As a result, FIFO can increase net income because inventory that might be several years old–which was acquired for a lower cost–is used to value COGS. However, the higher net income means the company would have a higher tax liability. Businesses using the LIFO method will record the most recent inventory costs first, which impacts taxes if the cost of goods in the current economic conditions are higher and sales are down. This means that LIFO could enable businesses to pay less income tax than they likely should be paying, which the FIFO method does a better job of calculating. It makes sense in some industries because of the nature and movement speed of their inventory (such as the auto industry), so businesses in the U.S. can use the LIFO method if they fill out Form 970. FIFO usually results in higher inventory balances on the balance sheet during inflationary periods.
Because these issues are complex, it is important to raise them with an accountant before changing a company’s accounting practices. FIFO (“First-In, First-Out”) assumes that the oldest products in a company’s inventory have been sold first and goes by those production costs. The LIFO (“Last-In, First-Out”) method assumes that the most recent products in a company’s inventory have been sold first and uses those costs instead. Consult an accounting professional to ensure the transition is handled properly.

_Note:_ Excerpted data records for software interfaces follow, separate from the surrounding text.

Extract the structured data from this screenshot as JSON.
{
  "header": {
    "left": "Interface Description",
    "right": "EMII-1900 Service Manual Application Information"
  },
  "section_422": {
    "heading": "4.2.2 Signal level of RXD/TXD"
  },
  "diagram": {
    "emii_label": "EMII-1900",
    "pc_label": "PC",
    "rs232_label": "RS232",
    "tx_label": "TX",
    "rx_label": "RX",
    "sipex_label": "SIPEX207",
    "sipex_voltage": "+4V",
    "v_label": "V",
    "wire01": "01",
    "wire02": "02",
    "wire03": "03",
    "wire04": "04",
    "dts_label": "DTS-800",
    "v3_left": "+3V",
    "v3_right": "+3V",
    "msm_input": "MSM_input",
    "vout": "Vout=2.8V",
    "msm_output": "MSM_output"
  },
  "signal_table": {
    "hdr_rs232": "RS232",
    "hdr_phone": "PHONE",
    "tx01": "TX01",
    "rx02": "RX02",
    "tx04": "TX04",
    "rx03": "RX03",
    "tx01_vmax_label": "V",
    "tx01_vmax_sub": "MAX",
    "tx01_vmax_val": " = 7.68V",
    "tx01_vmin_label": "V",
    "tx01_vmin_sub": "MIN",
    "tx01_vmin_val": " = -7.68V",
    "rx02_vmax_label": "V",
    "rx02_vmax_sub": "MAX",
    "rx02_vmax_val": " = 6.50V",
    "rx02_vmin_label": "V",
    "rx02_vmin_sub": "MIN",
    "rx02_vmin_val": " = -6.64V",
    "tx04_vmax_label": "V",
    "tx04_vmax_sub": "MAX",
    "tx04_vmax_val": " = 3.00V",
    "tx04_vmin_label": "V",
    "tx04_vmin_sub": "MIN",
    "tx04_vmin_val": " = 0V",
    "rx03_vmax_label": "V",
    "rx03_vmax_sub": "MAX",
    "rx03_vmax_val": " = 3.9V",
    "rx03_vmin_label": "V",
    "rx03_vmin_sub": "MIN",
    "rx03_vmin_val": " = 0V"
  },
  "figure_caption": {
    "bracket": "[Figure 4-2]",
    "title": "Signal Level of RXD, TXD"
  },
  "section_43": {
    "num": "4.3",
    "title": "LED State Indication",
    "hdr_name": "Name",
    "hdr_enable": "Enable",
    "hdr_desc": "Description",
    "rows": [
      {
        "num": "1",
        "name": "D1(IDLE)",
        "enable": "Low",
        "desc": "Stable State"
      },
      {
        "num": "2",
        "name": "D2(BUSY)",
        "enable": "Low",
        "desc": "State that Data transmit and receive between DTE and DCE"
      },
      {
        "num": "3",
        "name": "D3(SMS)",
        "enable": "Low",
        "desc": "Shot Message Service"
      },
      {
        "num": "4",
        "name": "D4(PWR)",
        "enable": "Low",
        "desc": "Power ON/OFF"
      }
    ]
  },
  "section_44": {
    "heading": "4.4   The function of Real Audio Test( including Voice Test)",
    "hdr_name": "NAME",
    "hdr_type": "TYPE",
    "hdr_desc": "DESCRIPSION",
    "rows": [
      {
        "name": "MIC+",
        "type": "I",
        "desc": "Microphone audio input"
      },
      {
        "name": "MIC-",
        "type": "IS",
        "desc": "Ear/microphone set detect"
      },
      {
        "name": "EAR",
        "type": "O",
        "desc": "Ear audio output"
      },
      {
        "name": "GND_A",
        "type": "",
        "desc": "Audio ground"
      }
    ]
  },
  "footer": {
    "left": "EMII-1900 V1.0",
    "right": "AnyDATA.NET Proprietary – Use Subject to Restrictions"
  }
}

FIFO better reflects actual inventory flows and enables more accurate financial reporting.
As prices fluctuate, this method gives you a consistent framework for determining the cost of both the goods you sell and the goods you still have on hand. In components of balance sheet contrast with FIFO, there is no matching of historical purchase costs. The weighted average method removes cost subjectivity by blending purchase prices.